*To do*: Scan the records for lines with the word "label", and copy every such line.

*** Begin section ***

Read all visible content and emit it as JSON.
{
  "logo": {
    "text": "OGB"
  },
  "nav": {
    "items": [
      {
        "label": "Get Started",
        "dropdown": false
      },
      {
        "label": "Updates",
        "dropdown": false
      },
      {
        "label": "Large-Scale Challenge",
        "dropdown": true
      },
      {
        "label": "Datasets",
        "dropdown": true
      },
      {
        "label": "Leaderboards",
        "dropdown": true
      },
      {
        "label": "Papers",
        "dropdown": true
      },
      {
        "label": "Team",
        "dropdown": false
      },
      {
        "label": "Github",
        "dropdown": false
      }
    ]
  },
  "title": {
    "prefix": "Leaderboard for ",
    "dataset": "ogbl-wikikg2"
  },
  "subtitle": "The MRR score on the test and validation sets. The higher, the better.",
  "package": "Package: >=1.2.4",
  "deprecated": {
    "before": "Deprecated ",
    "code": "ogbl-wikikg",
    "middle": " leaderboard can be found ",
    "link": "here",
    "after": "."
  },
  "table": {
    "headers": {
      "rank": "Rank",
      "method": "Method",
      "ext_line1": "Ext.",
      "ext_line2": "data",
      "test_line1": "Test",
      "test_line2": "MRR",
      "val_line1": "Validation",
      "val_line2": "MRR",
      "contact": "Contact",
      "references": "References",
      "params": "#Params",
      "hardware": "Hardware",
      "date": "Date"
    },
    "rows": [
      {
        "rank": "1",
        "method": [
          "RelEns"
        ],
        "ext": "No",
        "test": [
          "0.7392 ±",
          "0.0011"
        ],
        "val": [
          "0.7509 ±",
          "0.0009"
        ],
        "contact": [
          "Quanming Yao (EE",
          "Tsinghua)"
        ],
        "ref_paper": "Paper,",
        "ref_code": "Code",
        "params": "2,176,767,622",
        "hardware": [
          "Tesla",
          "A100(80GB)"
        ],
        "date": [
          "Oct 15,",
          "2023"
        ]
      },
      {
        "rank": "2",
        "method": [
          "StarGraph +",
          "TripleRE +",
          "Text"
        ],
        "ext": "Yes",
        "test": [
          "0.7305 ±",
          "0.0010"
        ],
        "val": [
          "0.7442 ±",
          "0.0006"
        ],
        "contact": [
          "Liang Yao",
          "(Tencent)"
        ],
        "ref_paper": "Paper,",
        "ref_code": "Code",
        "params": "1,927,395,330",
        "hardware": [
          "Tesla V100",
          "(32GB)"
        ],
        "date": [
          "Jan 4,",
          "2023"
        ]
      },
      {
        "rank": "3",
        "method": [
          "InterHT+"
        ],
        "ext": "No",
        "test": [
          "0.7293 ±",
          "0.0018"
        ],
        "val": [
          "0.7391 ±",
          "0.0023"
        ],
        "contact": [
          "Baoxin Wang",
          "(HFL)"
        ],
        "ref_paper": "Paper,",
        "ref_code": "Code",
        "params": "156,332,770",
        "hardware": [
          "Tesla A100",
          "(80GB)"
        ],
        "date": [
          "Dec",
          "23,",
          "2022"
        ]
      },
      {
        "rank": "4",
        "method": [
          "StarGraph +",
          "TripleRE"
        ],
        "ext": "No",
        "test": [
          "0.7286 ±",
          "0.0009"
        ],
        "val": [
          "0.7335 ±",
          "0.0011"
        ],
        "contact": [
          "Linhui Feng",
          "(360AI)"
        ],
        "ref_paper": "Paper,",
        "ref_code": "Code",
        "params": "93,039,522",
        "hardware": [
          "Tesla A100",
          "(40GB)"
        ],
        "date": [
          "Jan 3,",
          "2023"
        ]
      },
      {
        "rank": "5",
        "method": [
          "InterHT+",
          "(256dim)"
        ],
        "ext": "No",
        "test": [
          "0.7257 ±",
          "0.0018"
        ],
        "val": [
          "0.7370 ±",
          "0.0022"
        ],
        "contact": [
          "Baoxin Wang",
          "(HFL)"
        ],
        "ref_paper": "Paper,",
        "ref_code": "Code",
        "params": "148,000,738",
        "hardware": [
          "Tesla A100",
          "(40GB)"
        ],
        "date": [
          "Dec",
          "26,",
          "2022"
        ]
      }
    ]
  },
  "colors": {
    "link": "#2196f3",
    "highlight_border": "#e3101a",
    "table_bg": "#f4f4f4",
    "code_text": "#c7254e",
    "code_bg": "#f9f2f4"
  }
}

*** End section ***

*Response to the task*:
        "label": "Get Started",
        "label": "Updates",
        "label": "Large-Scale Challenge",
        "label": "Datasets",
        "label": "Leaderboards",
        "label": "Papers",
        "label": "Team",
        "label": "Github",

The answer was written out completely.